So as we go about with our daily chores, we try to engage with and talk to them at the same time, fielding their never-ending list of questions or simply acknowledging their comments. We also involve them where we can. For example, they have to keep their own toys, feed themselves, and are now learning to dress themselves. This not only relieves us of some work, it also inculcates a sense of responsibility and independence in them.
There are some things that we try not to compromise, no matter how tired or busy we are. For one, we make sure that we read to them every night as I am a firm believer that a strong foundation in the English language is critical, no matter what one chooses to do in future. We also stop whatever we are doing to give them hugs and kisses when they need it – like when they fall or knock themselves while playing, or simply when they ask for it.
Last but not least, what encouragement would you give to an expecting or new parent of multiples?
First and foremost, I strongly encourage an expecting parent of multiples to be well-prepared before the babies arrive. Read up as much as you can on caring for twins because it is different from taking care of one baby. This will prepare you mentally and equip you with practical tips, like how getting your twins on a schedule early can get you the much-needed rest. Also, get what you need for both the babies and yourself well-ahead of their expected arrival date. There is a very high chance of them arriving early, and you don’t want to have to worry about errands when you already have your hands full with two babies at home.

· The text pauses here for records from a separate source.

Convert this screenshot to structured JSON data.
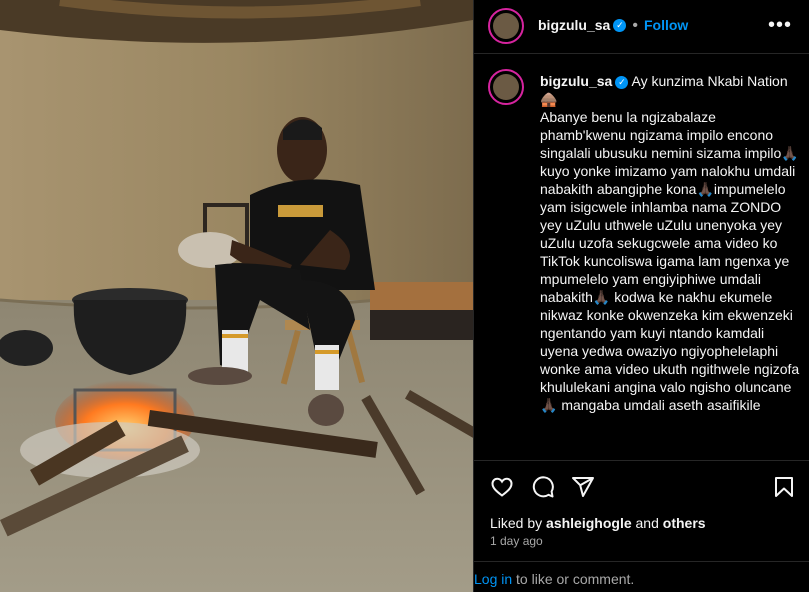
{
  "post": {
    "image_alt": "Man sitting on a stool beside a pot over a fire inside a hut"
  },
  "header": {
    "username": "bigzulu_sa",
    "separator": "•",
    "follow_label": "Follow",
    "more_label": "•••",
    "verified_mark": "✓"
  },
  "caption": {
    "username": "bigzulu_sa",
    "text": "Ay kunzima Nkabi Nation🛖\nAbanye benu la ngizabalaze phamb'kwenu ngizama impilo encono singalali ubusuku nemini sizama impilo🙏🏿kuyo yonke imizamo yam nalokhu umdali nabakith abangiphe kona🙏🏿impumelelo yam isigcwele inhlamba nama ZONDO yey uZulu uthwele uZulu unenyoka yey uZulu uzofa sekugcwele ama video ko TikTok kuncoliswa igama lam ngenxa ye mpumelelo yam engiyiphiwe umdali nabakith🙏🏿 kodwa ke nakhu ekumele nikwaz konke okwenzeka kim ekwenzeki ngentando yam kuyi ntando kamdali uyena yedwa owaziyo ngiyophelelaphi wonke ama video ukuth ngithwele ngizofa khululekani angina valo ngisho oluncane🙏🏿 mangaba umdali aseth asaifikile"
  },
  "actions": {
    "like": "like-icon",
    "comment": "comment-icon",
    "share": "share-icon",
    "save": "save-icon"
  },
  "likes": {
    "prefix": "Liked by",
    "user": "ashleighogle",
    "middle": "and",
    "others": "others"
  },
  "date": "1 day ago",
  "login": {
    "link": "Log in",
    "rest": " to like or comment."
  },
  "colors": {
    "accent": "#0095f6",
    "background": "#000000",
    "text": "#f5f5f5",
    "muted": "#a8a8a8"
  }
}
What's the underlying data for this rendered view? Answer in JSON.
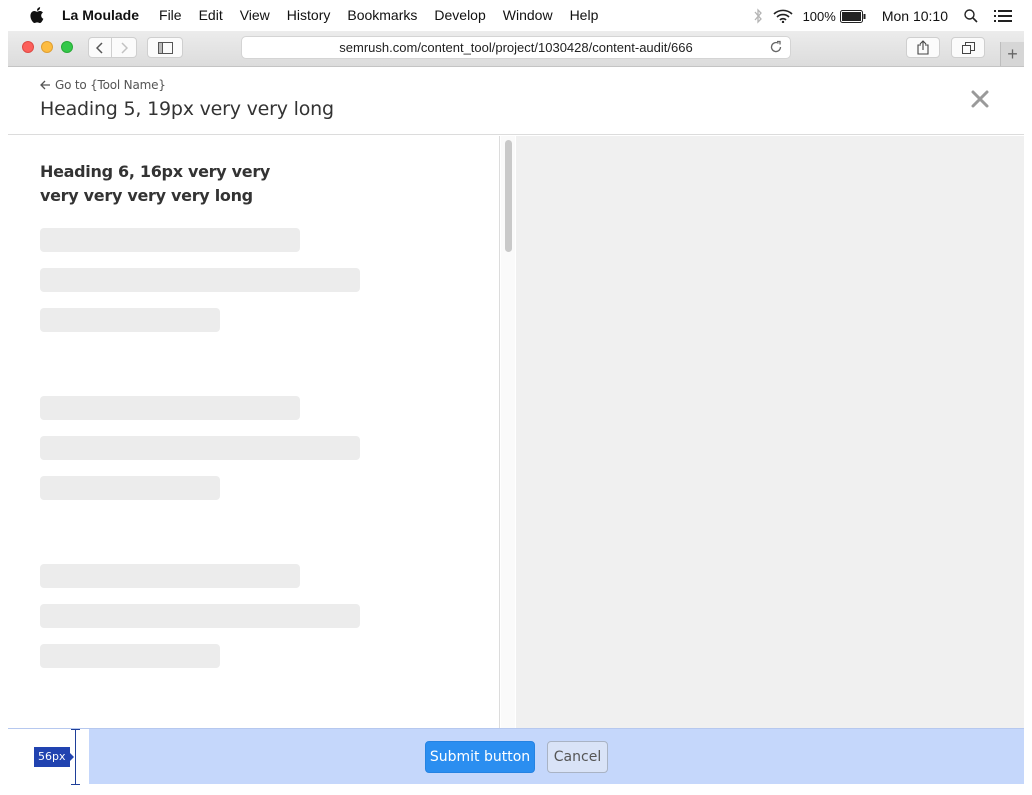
{
  "menubar": {
    "app_name": "La Moulade",
    "items": [
      "File",
      "Edit",
      "View",
      "History",
      "Bookmarks",
      "Develop",
      "Window",
      "Help"
    ],
    "battery": "100%",
    "clock": "Mon 10:10",
    "icons": [
      "apple-icon",
      "bluetooth-icon",
      "wifi-icon",
      "battery-icon",
      "search-icon",
      "list-icon"
    ]
  },
  "browser": {
    "url": "semrush.com/content_tool/project/1030428/content-audit/666"
  },
  "modal": {
    "back_link": "Go to {Tool Name}",
    "title": "Heading 5, 19px very very long",
    "panel_heading": "Heading 6, 16px very very very very very very long",
    "footer": {
      "measure_label": "56px",
      "submit_label": "Submit button",
      "cancel_label": "Cancel"
    }
  },
  "colors": {
    "primary": "#2b8ef0",
    "footer_bg": "#c5d7fb",
    "measure": "#2143b0",
    "skeleton": "#ececec"
  }
}
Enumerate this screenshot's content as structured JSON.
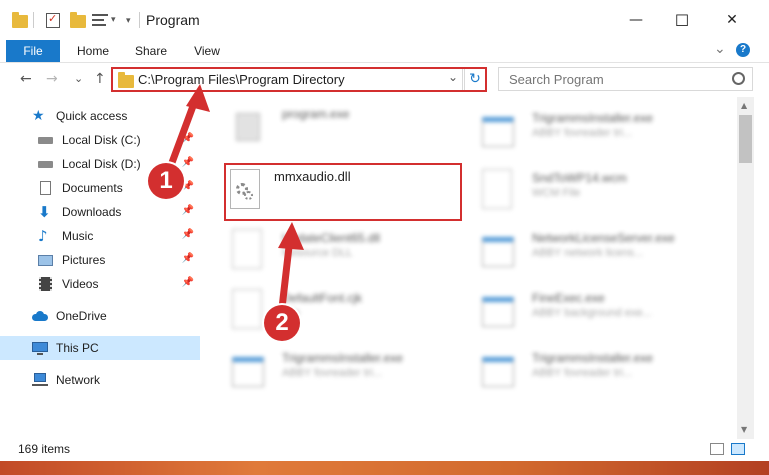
{
  "window": {
    "title": "Program",
    "minimize_glyph": "—",
    "maximize_glyph": "☐",
    "close_glyph": "✕"
  },
  "ribbon": {
    "tabs": [
      "File",
      "Home",
      "Share",
      "View"
    ],
    "collapse_glyph": "⌄",
    "help_glyph": "?"
  },
  "address_bar": {
    "path": "C:\\Program Files\\Program Directory",
    "dropdown_glyph": "⌄",
    "refresh_glyph": "↻"
  },
  "search": {
    "placeholder": "Search Program"
  },
  "navigation": {
    "back_glyph": "←",
    "forward_glyph": "→",
    "recent_glyph": "⌄",
    "up_glyph": "↑"
  },
  "sidebar": {
    "quick_access": "Quick access",
    "items": [
      {
        "label": "Local Disk (C:)",
        "icon": "drive-icon",
        "pinned": true
      },
      {
        "label": "Local Disk (D:)",
        "icon": "drive-icon",
        "pinned": true
      },
      {
        "label": "Documents",
        "icon": "documents-icon",
        "pinned": true
      },
      {
        "label": "Downloads",
        "icon": "downloads-icon",
        "pinned": true
      },
      {
        "label": "Music",
        "icon": "music-icon",
        "pinned": true
      },
      {
        "label": "Pictures",
        "icon": "pictures-icon",
        "pinned": true
      },
      {
        "label": "Videos",
        "icon": "videos-icon",
        "pinned": true
      }
    ],
    "onedrive": "OneDrive",
    "this_pc": "This PC",
    "network": "Network"
  },
  "files": {
    "left": [
      {
        "name": "program.exe",
        "sub": ""
      },
      {
        "name": "mmxaudio.dll",
        "sub": ""
      },
      {
        "name": "UpdateClient65.dll",
        "sub": "Resource DLL"
      },
      {
        "name": "DefaultFont.cjk",
        "sub": "File"
      },
      {
        "name": "TrigrammsInstaller.exe",
        "sub": "ABBY fovreader tri..."
      }
    ],
    "right": [
      {
        "name": "TrigrammsInstaller.exe",
        "sub": "ABBY fovreader tri..."
      },
      {
        "name": "SndToWP14.wcm",
        "sub": "WCM File"
      },
      {
        "name": "NetworkLicenseServer.exe",
        "sub": "ABBY network licens..."
      },
      {
        "name": "FineExec.exe",
        "sub": "ABBY background exe..."
      },
      {
        "name": "TrigrammsInstaller.exe",
        "sub": "ABBY fovreader tri..."
      }
    ]
  },
  "status": {
    "item_count": "169 items"
  },
  "callouts": {
    "one": "1",
    "two": "2"
  },
  "colors": {
    "accent": "#1979ca",
    "highlight_red": "#d32f2f",
    "selected_bg": "#cce8ff",
    "folder": "#e8b93c"
  }
}
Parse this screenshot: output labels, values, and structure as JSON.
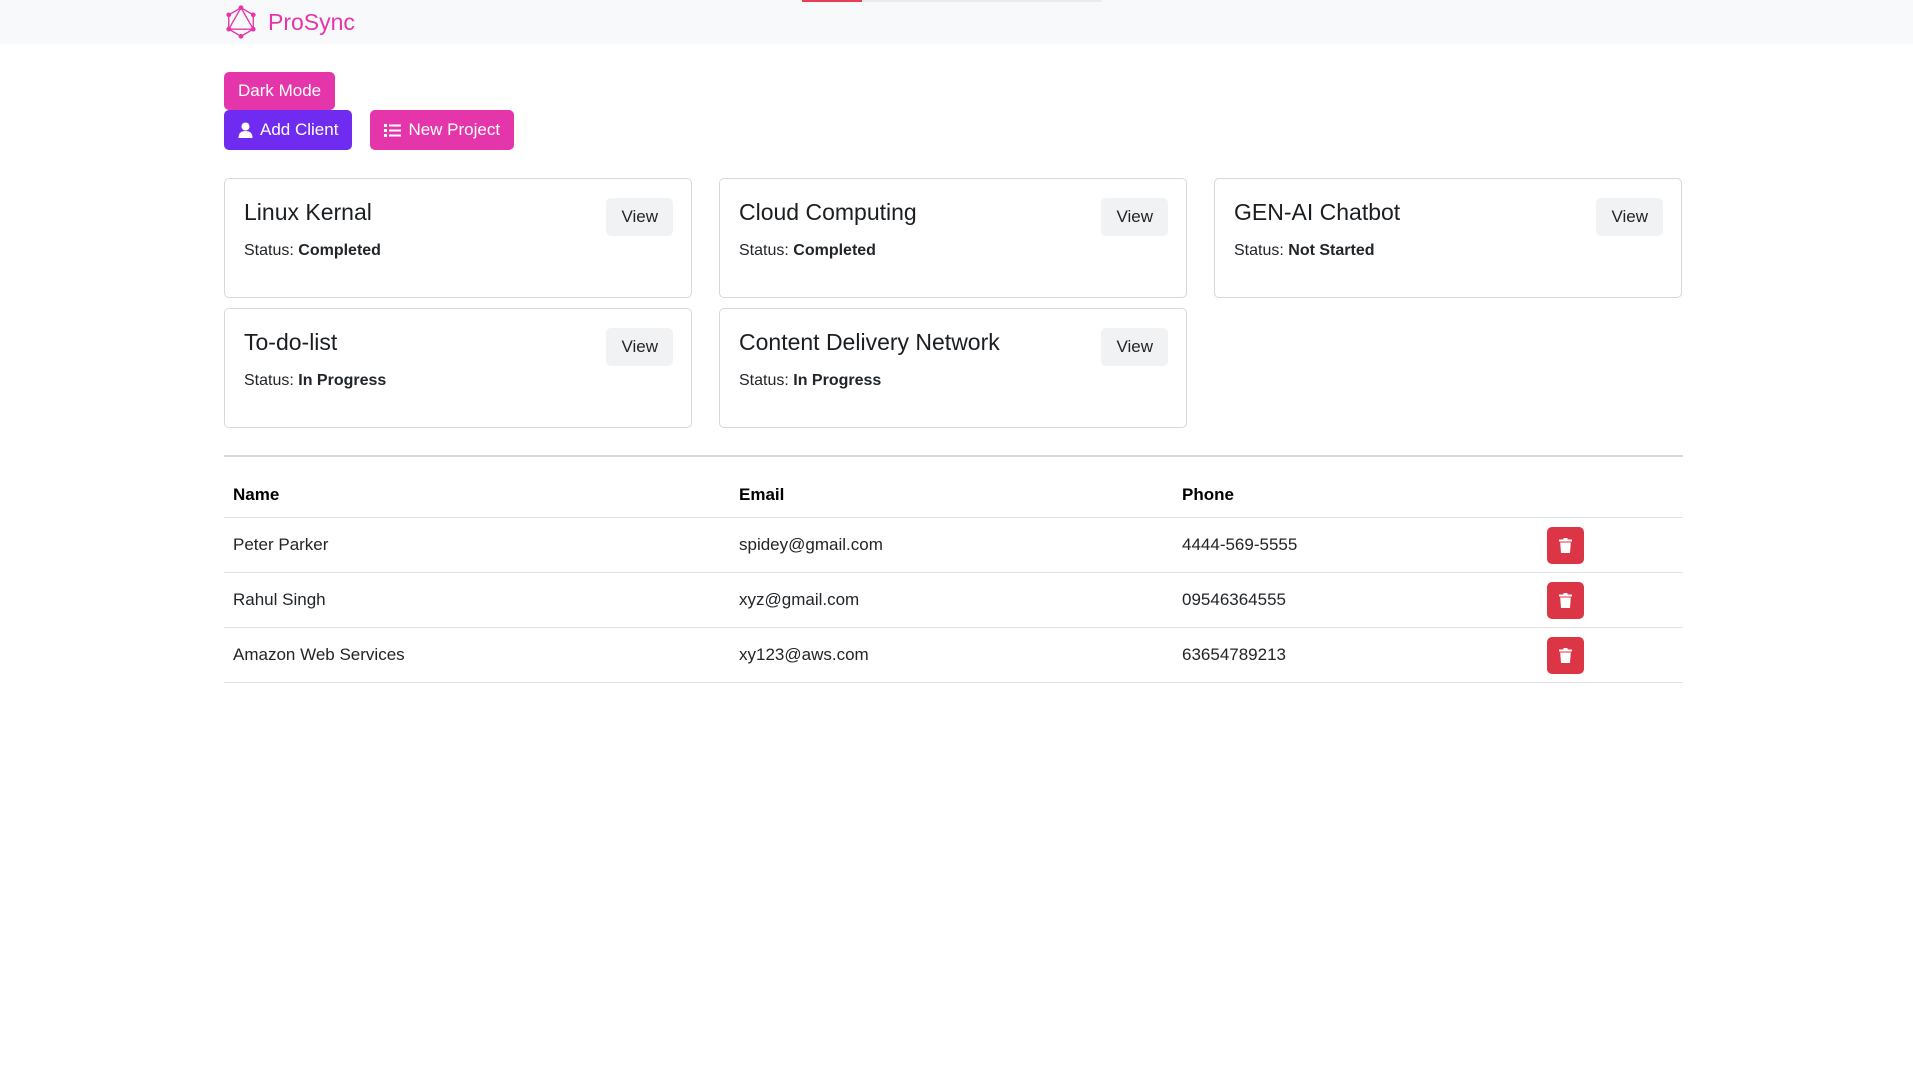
{
  "brand": {
    "name": "ProSync"
  },
  "nav_progress": {
    "fraction": 0.2
  },
  "toolbar": {
    "dark_mode_label": "Dark Mode",
    "add_client_label": "Add Client",
    "new_project_label": "New Project"
  },
  "projects": [
    {
      "title": "Linux Kernal",
      "status_label": "Status:",
      "status": "Completed",
      "view_label": "View"
    },
    {
      "title": "Cloud Computing",
      "status_label": "Status:",
      "status": "Completed",
      "view_label": "View"
    },
    {
      "title": "GEN-AI Chatbot",
      "status_label": "Status:",
      "status": "Not Started",
      "view_label": "View"
    },
    {
      "title": "To-do-list",
      "status_label": "Status:",
      "status": "In Progress",
      "view_label": "View"
    },
    {
      "title": "Content Delivery Network",
      "status_label": "Status:",
      "status": "In Progress",
      "view_label": "View"
    }
  ],
  "clients_table": {
    "headers": {
      "name": "Name",
      "email": "Email",
      "phone": "Phone"
    },
    "rows": [
      {
        "name": "Peter Parker",
        "email": "spidey@gmail.com",
        "phone": "4444-569-5555"
      },
      {
        "name": "Rahul Singh",
        "email": "xyz@gmail.com",
        "phone": "09546364555"
      },
      {
        "name": "Amazon Web Services",
        "email": "xy123@aws.com",
        "phone": "63654789213"
      }
    ]
  },
  "colors": {
    "brand": "#e535ab",
    "purple": "#6f2cf0",
    "danger": "#dc3545",
    "progress": "#e83e52"
  },
  "icons": {
    "logo": "graphql-logo-icon",
    "add_client": "user-icon",
    "new_project": "list-icon",
    "delete": "trash-icon"
  }
}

For the mommies, I hope to assure them that it is possible to produce enough milk for two. Both my boys were on full breast milk for the first eight months of their lives, and I would have continued if not for the fact that I lost too much weight in the process. I could be lucky, I concede, but don’t give up until you have tried. It takes a lot of determination and effort, and you really need to persevere with the three-hourly pumps. But once the milk starts flowing, it will get easier.
Do not feel embarrassed to tap on whatever support you can get, be it from your spouse, other family members, friends or even total strangers. As a parent of multiples, you will need all the help that you can get. Besides family and friends, I also benefited from online support groups like Double Joy, which is an online forum for mothers of multiples. Put simply, people in these forums have either ‘been there, done that’, or are facing similar experiences as you. So even if their tips and advice don’t fully work for you, it helps to know that you are not alone.
It also helps to bear in mind that every challenge you face is but a passing phase. Know that there will be light at the end of the tunnel, and just go with the flow each day.
Finally, embrace the special experience of being a parent to multiples!
Thank you for your time, Winnie!
ABOUT THE INTERVIEWEE
Winnie holds two full-time jobs - a communications specialist in the day, and a mother to her 3.5-year-old twin boys at night and on weekends. When she is not crafting messages or editing articles in the office, she finds herself fending off the incessant 'whys' and 'whats' from her two toddlers who at times can be more difficult to deal with than journalists. So while she loves her boys to bits, she chooses not to be a full-time SAHM to retain her sanity.
When she has some me-time, she loves ploughing through social media for parenting tips or simply to catch up on the news. These days, she often day-dreams about becoming a famous blogger and getting invited to travel the world, try the best food or check out the latest family-friendly places...